***** RECORDS FOR THE TASK *****

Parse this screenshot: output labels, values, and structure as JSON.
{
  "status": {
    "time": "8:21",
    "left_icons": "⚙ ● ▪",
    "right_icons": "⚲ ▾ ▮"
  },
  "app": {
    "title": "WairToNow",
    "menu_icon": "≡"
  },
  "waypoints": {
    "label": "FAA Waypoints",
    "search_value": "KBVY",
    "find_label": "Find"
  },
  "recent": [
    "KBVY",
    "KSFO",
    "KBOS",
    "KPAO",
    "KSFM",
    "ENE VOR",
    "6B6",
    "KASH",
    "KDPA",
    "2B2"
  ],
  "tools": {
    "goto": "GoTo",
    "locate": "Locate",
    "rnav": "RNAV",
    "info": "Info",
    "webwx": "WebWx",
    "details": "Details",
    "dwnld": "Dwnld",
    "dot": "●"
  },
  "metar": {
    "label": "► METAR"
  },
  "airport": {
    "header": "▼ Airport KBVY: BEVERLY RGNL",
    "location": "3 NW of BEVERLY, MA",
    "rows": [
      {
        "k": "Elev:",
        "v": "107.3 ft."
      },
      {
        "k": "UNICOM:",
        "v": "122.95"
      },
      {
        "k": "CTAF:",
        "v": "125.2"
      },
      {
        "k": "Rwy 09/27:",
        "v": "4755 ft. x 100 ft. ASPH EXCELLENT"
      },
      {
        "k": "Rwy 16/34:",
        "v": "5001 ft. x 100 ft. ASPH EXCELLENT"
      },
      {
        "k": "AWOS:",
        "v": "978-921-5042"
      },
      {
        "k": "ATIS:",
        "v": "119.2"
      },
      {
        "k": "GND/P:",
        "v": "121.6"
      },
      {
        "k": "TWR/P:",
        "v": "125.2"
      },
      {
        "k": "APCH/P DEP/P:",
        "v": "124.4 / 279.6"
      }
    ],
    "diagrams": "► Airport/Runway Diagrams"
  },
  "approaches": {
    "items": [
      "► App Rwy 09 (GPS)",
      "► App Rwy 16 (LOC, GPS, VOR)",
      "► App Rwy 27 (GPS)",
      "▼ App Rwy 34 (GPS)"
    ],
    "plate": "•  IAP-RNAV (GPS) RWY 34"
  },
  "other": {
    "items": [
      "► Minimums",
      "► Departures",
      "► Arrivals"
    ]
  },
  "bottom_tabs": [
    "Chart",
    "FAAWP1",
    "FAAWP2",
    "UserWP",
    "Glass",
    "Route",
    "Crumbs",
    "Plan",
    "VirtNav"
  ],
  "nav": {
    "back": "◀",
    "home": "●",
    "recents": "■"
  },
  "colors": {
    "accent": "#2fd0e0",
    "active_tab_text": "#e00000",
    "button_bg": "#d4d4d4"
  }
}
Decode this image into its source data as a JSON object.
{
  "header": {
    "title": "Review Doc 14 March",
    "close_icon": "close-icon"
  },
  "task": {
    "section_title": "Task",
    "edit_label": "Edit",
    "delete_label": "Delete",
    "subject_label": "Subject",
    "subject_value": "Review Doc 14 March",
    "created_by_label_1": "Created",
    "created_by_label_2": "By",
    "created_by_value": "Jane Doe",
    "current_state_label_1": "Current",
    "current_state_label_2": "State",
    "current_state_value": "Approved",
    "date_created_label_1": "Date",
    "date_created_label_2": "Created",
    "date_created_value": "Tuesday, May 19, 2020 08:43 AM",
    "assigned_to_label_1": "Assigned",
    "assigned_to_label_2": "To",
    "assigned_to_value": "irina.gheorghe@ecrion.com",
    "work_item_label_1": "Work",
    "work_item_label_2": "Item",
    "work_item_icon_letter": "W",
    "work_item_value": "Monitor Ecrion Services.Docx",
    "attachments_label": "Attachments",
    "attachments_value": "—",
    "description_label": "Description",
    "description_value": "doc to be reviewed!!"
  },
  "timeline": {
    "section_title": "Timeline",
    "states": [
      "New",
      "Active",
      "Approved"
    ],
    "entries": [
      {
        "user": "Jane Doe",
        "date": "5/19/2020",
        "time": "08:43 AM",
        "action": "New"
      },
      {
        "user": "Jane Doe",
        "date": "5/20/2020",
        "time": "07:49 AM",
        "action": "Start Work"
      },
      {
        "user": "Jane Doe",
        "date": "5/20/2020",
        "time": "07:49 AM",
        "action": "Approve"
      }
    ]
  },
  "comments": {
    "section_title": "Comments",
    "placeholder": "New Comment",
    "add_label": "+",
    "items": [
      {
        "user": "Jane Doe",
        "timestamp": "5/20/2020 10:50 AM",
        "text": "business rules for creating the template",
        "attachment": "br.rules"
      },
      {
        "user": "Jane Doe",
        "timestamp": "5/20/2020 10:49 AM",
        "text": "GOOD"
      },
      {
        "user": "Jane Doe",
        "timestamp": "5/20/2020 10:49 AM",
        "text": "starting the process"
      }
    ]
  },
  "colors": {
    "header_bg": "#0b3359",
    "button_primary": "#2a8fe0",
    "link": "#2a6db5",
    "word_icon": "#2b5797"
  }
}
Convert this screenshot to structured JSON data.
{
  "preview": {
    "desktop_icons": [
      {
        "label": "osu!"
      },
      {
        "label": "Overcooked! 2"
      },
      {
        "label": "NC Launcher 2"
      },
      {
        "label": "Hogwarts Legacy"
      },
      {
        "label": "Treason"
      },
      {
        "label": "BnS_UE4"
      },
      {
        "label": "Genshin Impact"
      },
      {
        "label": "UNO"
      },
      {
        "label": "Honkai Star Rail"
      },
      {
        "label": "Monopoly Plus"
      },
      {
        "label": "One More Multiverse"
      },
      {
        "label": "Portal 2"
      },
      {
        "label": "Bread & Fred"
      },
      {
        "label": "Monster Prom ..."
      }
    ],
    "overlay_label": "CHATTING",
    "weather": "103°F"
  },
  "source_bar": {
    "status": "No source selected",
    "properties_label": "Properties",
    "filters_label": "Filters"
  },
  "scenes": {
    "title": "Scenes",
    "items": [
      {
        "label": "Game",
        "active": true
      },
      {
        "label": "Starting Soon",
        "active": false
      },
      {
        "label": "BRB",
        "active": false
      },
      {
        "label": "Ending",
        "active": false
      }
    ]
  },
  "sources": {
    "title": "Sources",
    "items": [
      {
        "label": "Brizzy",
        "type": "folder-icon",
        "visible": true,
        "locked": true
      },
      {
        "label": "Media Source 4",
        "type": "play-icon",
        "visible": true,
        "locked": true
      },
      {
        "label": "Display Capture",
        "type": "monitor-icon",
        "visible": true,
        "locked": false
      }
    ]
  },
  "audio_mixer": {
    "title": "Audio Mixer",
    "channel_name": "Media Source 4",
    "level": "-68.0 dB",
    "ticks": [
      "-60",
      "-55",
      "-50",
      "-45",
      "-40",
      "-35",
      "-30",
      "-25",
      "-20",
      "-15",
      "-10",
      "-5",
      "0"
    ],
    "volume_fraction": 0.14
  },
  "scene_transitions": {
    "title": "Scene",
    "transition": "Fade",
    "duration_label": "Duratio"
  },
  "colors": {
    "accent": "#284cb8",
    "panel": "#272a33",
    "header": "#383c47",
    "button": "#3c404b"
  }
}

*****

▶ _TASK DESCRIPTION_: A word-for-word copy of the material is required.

▶ _OUTPUT FOR THIS TASK_:
Parse this screenshot: output labels, values, and structure as JSON.
{
  "status": {
    "time": "8:21",
    "left_icons": "⚙ ● ▪",
    "right_icons": "⚲ ▾ ▮"
  },
  "app": {
    "title": "WairToNow",
    "menu_icon": "≡"
  },
  "waypoints": {
    "label": "FAA Waypoints",
    "search_value": "KBVY",
    "find_label": "Find"
  },
  "recent": [
    "KBVY",
    "KSFO",
    "KBOS",
    "KPAO",
    "KSFM",
    "ENE VOR",
    "6B6",
    "KASH",
    "KDPA",
    "2B2"
  ],
  "tools": {
    "goto": "GoTo",
    "locate": "Locate",
    "rnav": "RNAV",
    "info": "Info",
    "webwx": "WebWx",
    "details": "Details",
    "dwnld": "Dwnld",
    "dot": "●"
  },
  "metar": {
    "label": "► METAR"
  },
  "airport": {
    "header": "▼ Airport KBVY: BEVERLY RGNL",
    "location": "3 NW of BEVERLY, MA",
    "rows": [
      {
        "k": "Elev:",
        "v": "107.3 ft."
      },
      {
        "k": "UNICOM:",
        "v": "122.95"
      },
      {
        "k": "CTAF:",
        "v": "125.2"
      },
      {
        "k": "Rwy 09/27:",
        "v": "4755 ft. x 100 ft. ASPH EXCELLENT"
      },
      {
        "k": "Rwy 16/34:",
        "v": "5001 ft. x 100 ft. ASPH EXCELLENT"
      },
      {
        "k": "AWOS:",
        "v": "978-921-5042"
      },
      {
        "k": "ATIS:",
        "v": "119.2"
      },
      {
        "k": "GND/P:",
        "v": "121.6"
      },
      {
        "k": "TWR/P:",
        "v": "125.2"
      },
      {
        "k": "APCH/P DEP/P:",
        "v": "124.4 / 279.6"
      }
    ],
    "diagrams": "► Airport/Runway Diagrams"
  },
  "approaches": {
    "items": [
      "► App Rwy 09 (GPS)",
      "► App Rwy 16 (LOC, GPS, VOR)",
      "► App Rwy 27 (GPS)",
      "▼ App Rwy 34 (GPS)"
    ],
    "plate": "•  IAP-RNAV (GPS) RWY 34"
  },
  "other": {
    "items": [
      "► Minimums",
      "► Departures",
      "► Arrivals"
    ]
  },
  "bottom_tabs": [
    "Chart",
    "FAAWP1",
    "FAAWP2",
    "UserWP",
    "Glass",
    "Route",
    "Crumbs",
    "Plan",
    "VirtNav"
  ],
  "nav": {
    "back": "◀",
    "home": "●",
    "recents": "■"
  },
  "colors": {
    "accent": "#2fd0e0",
    "active_tab_text": "#e00000",
    "button_bg": "#d4d4d4"
  }
}
Decode this image into its source data as a JSON object.
{
  "header": {
    "title": "Review Doc 14 March",
    "close_icon": "close-icon"
  },
  "task": {
    "section_title": "Task",
    "edit_label": "Edit",
    "delete_label": "Delete",
    "subject_label": "Subject",
    "subject_value": "Review Doc 14 March",
    "created_by_label_1": "Created",
    "created_by_label_2": "By",
    "created_by_value": "Jane Doe",
    "current_state_label_1": "Current",
    "current_state_label_2": "State",
    "current_state_value": "Approved",
    "date_created_label_1": "Date",
    "date_created_label_2": "Created",
    "date_created_value": "Tuesday, May 19, 2020 08:43 AM",
    "assigned_to_label_1": "Assigned",
    "assigned_to_label_2": "To",
    "assigned_to_value": "irina.gheorghe@ecrion.com",
    "work_item_label_1": "Work",
    "work_item_label_2": "Item",
    "work_item_icon_letter": "W",
    "work_item_value": "Monitor Ecrion Services.Docx",
    "attachments_label": "Attachments",
    "attachments_value": "—",
    "description_label": "Description",
    "description_value": "doc to be reviewed!!"
  },
  "timeline": {
    "section_title": "Timeline",
    "states": [
      "New",
      "Active",
      "Approved"
    ],
    "entries": [
      {
        "user": "Jane Doe",
        "date": "5/19/2020",
        "time": "08:43 AM",
        "action": "New"
      },
      {
        "user": "Jane Doe",
        "date": "5/20/2020",
        "time": "07:49 AM",
        "action": "Start Work"
      },
      {
        "user": "Jane Doe",
        "date": "5/20/2020",
        "time": "07:49 AM",
        "action": "Approve"
      }
    ]
  },
  "comments": {
    "section_title": "Comments",
    "placeholder": "New Comment",
    "add_label": "+",
    "items": [
      {
        "user": "Jane Doe",
        "timestamp": "5/20/2020 10:50 AM",
        "text": "business rules for creating the template",
        "attachment": "br.rules"
      },
      {
        "user": "Jane Doe",
        "timestamp": "5/20/2020 10:49 AM",
        "text": "GOOD"
      },
      {
        "user": "Jane Doe",
        "timestamp": "5/20/2020 10:49 AM",
        "text": "starting the process"
      }
    ]
  },
  "colors": {
    "header_bg": "#0b3359",
    "button_primary": "#2a8fe0",
    "link": "#2a6db5",
    "word_icon": "#2b5797"
  }
}
Convert this screenshot to structured JSON data.
{
  "preview": {
    "desktop_icons": [
      {
        "label": "osu!"
      },
      {
        "label": "Overcooked! 2"
      },
      {
        "label": "NC Launcher 2"
      },
      {
        "label": "Hogwarts Legacy"
      },
      {
        "label": "Treason"
      },
      {
        "label": "BnS_UE4"
      },
      {
        "label": "Genshin Impact"
      },
      {
        "label": "UNO"
      },
      {
        "label": "Honkai Star Rail"
      },
      {
        "label": "Monopoly Plus"
      },
      {
        "label": "One More Multiverse"
      },
      {
        "label": "Portal 2"
      },
      {
        "label": "Bread & Fred"
      },
      {
        "label": "Monster Prom ..."
      }
    ],
    "overlay_label": "CHATTING",
    "weather": "103°F"
  },
  "source_bar": {
    "status": "No source selected",
    "properties_label": "Properties",
    "filters_label": "Filters"
  },
  "scenes": {
    "title": "Scenes",
    "items": [
      {
        "label": "Game",
        "active": true
      },
      {
        "label": "Starting Soon",
        "active": false
      },
      {
        "label": "BRB",
        "active": false
      },
      {
        "label": "Ending",
        "active": false
      }
    ]
  },
  "sources": {
    "title": "Sources",
    "items": [
      {
        "label": "Brizzy",
        "type": "folder-icon",
        "visible": true,
        "locked": true
      },
      {
        "label": "Media Source 4",
        "type": "play-icon",
        "visible": true,
        "locked": true
      },
      {
        "label": "Display Capture",
        "type": "monitor-icon",
        "visible": true,
        "locked": false
      }
    ]
  },
  "audio_mixer": {
    "title": "Audio Mixer",
    "channel_name": "Media Source 4",
    "level": "-68.0 dB",
    "ticks": [
      "-60",
      "-55",
      "-50",
      "-45",
      "-40",
      "-35",
      "-30",
      "-25",
      "-20",
      "-15",
      "-10",
      "-5",
      "0"
    ],
    "volume_fraction": 0.14
  },
  "scene_transitions": {
    "title": "Scene",
    "transition": "Fade",
    "duration_label": "Duratio"
  },
  "colors": {
    "accent": "#284cb8",
    "panel": "#272a33",
    "header": "#383c47",
    "button": "#3c404b"
  }
}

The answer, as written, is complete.